‘Rekha requested if I could shoot my film in the mornings as she wanted to spend the evenings with Amitabh’
IMAGE: Ranjeet, Kajol and Aashif Sheikh in Karan Arjun.
After I quit acting, I wrote a script and decided to direct a film with Dharmendra, Rekha and Jaya Prada.
Rekha and I were good friends since I gave the first shot of my life with her in Sawan Bhadon.
The entire first schedule of Kaaranama was an evening shift. One day, Rekha called and requested if I could move the schedule to a morning shift as she wanted to spend the evenings with Amitabh Bachchan.
I cordially refused, so she left the film and returned the signing amount.
I had to delay the film and Dharmendra got busy with other commitments. He suggested Anita Raaj instead of Rekha.
Ultimately, I made the film with Farah, Kimi Katkar and Vinod Khanna. It did average business (when it released in 1990).

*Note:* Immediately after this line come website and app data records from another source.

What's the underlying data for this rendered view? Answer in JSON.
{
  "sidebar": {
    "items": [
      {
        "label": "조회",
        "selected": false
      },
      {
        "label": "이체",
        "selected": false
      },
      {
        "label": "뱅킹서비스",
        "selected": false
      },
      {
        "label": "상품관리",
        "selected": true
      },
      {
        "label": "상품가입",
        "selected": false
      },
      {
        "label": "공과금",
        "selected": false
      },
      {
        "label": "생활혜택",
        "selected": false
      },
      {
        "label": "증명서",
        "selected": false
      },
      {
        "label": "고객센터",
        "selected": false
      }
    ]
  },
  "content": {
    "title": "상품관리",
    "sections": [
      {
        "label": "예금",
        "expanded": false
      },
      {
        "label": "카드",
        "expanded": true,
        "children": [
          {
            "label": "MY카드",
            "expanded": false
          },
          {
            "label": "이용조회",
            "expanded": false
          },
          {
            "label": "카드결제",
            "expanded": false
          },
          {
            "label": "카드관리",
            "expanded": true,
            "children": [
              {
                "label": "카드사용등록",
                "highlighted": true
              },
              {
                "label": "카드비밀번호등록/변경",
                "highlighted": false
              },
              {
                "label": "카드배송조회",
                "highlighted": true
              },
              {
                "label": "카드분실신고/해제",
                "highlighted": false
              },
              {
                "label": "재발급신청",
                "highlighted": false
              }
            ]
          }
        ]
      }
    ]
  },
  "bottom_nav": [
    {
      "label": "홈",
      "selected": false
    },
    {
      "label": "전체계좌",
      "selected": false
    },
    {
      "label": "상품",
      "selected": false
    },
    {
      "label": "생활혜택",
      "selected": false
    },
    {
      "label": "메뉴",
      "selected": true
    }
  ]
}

Later, I made Gajab Tamasha) (1992) with Anu Agarwal and Rahul Roy, but it failed.
‘I met my wife through Chunky Pandey’s mother’
IMAGE: Ranjeet with his wife Aloka. Photograph: Pradeep Bandekar
I met my wife, Aloka, through Chunky Pandey’s mother, Snehalata.
In those days, actresses and aspiring girls would go to her for beauty treatment.
I was initially hoping to cast a fresh face in Kaaranama, so I had asked Snehalata to look for a newcomer actress.
She sent this beautiful girl and I immediately finalised her for my film.
But circumstances were not in my favour, and that’s why I had to change the script and the cast.
She accepted that, and instead assisted me on the film. My parents liked her and asked me to marry her. I married her in 1986.
My daughter Divyanka is a successful fashion and jewelry designer. She currently works with Manish Arora and is planning to launch her collection soon.
My son Chiranjeev was keen to become a Formula One driver, but unfortunately, the sport isn’t big in India. He is finding it very hard to find sponsors. He has shown an interest in acting, so I am planning to launch him soon.